Could you count how many lines of the data include "title" and answer with the number only?

(Items from an interface collection)

*** Begin section ***

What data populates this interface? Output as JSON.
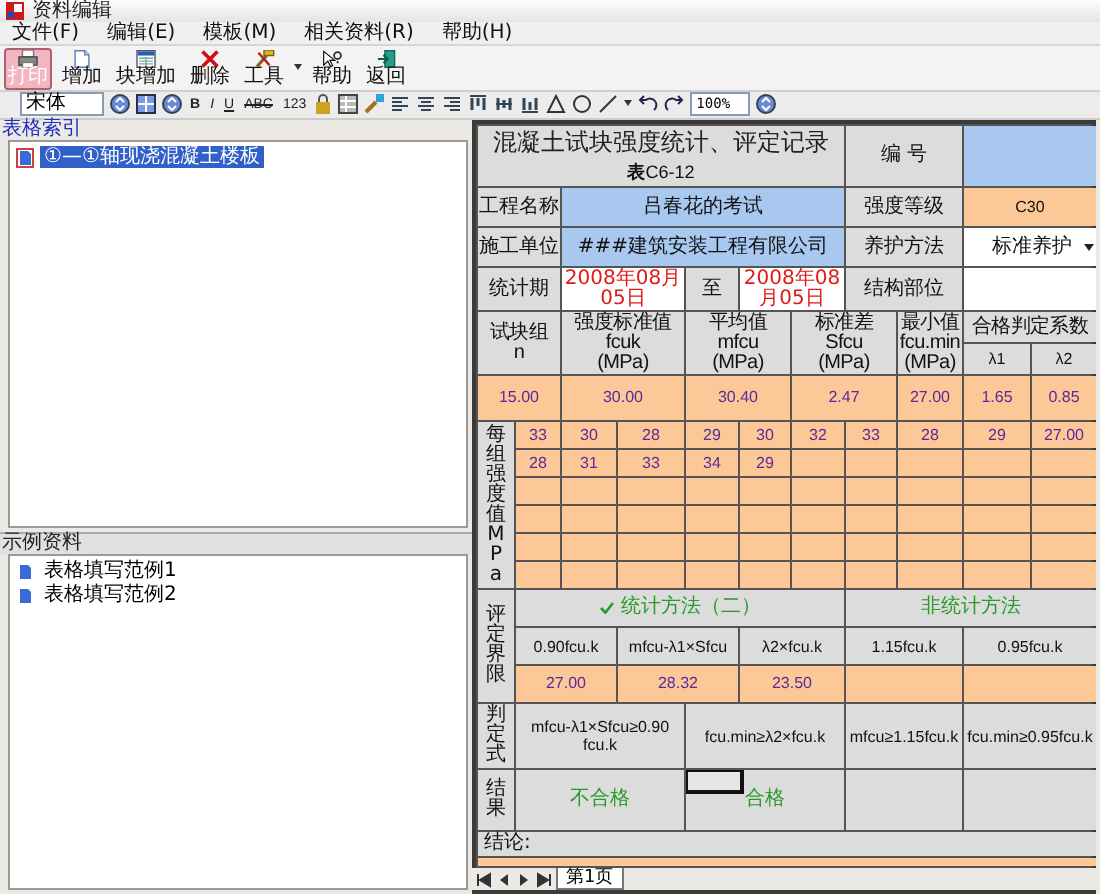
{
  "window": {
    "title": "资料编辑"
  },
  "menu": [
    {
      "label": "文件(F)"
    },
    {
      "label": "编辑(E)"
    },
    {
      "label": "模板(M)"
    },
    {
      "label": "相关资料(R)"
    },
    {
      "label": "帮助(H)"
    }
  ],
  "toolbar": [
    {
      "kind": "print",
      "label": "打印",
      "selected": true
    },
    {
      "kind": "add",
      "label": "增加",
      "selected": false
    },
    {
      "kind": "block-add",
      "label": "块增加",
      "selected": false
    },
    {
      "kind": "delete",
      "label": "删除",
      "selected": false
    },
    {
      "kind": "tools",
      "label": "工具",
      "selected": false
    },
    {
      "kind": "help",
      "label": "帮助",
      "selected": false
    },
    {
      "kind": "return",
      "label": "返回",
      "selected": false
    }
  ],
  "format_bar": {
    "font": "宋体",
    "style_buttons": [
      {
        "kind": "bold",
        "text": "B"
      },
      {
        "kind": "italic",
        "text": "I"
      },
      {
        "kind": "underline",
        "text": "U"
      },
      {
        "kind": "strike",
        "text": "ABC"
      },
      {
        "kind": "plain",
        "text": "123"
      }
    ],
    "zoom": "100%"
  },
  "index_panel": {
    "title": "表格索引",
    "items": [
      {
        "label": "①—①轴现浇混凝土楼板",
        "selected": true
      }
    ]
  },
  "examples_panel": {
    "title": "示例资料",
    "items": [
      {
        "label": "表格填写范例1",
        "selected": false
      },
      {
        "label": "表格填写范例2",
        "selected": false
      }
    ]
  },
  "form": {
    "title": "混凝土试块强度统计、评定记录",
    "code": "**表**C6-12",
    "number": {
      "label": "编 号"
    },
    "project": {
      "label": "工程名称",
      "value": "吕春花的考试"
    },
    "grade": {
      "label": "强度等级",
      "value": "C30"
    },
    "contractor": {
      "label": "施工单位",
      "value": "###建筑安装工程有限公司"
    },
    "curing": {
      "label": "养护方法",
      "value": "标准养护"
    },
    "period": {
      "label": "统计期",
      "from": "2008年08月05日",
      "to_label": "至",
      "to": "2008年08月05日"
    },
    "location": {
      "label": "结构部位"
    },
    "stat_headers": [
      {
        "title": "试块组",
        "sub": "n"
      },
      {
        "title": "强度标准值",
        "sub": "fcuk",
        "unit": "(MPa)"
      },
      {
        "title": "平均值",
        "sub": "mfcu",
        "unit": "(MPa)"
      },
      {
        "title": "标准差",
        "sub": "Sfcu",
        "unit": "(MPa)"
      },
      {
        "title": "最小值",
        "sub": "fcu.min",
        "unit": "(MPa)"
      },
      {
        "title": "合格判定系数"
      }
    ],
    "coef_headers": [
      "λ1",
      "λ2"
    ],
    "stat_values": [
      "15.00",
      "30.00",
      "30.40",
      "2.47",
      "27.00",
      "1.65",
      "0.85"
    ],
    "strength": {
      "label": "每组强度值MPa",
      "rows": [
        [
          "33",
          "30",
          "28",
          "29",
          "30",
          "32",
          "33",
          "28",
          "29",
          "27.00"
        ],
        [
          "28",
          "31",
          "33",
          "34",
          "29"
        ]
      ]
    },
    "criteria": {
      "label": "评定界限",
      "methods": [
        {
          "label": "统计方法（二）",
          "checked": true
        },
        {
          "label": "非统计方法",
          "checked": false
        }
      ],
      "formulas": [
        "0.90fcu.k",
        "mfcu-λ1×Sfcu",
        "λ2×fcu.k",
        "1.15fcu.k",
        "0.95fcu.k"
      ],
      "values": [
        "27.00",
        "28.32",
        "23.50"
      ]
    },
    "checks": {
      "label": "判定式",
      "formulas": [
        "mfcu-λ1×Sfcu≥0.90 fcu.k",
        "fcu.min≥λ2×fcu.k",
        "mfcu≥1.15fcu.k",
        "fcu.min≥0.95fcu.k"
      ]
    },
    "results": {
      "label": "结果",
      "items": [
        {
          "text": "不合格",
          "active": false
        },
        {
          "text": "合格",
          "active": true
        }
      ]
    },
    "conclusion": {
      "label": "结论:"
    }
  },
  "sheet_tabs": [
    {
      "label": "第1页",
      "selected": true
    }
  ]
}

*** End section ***
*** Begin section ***

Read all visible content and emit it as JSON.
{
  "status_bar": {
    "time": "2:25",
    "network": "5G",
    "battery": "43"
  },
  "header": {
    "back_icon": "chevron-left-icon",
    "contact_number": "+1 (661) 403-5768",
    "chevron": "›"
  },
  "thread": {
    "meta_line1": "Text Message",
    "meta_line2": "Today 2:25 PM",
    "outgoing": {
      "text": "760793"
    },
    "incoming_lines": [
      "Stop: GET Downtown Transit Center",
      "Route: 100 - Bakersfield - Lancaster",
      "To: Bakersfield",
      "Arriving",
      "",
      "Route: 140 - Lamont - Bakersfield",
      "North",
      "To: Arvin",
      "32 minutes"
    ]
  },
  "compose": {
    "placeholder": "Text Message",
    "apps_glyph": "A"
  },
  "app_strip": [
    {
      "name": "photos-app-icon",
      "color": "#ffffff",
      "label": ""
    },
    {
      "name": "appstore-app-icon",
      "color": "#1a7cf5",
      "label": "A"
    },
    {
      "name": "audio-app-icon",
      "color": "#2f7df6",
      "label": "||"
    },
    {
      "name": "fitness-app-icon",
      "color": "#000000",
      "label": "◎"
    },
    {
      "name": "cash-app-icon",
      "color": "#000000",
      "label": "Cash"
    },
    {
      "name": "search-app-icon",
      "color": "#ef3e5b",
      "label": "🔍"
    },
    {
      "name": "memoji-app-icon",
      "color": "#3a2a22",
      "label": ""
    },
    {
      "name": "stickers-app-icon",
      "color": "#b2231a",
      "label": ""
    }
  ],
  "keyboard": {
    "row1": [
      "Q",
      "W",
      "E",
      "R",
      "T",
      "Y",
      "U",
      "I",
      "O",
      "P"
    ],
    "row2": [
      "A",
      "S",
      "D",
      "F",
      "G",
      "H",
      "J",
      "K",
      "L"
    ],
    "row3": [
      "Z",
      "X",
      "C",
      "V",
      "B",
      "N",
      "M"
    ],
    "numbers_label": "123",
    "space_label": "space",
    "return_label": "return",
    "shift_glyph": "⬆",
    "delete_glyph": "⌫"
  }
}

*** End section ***

EXERCISE RESPONSE — 10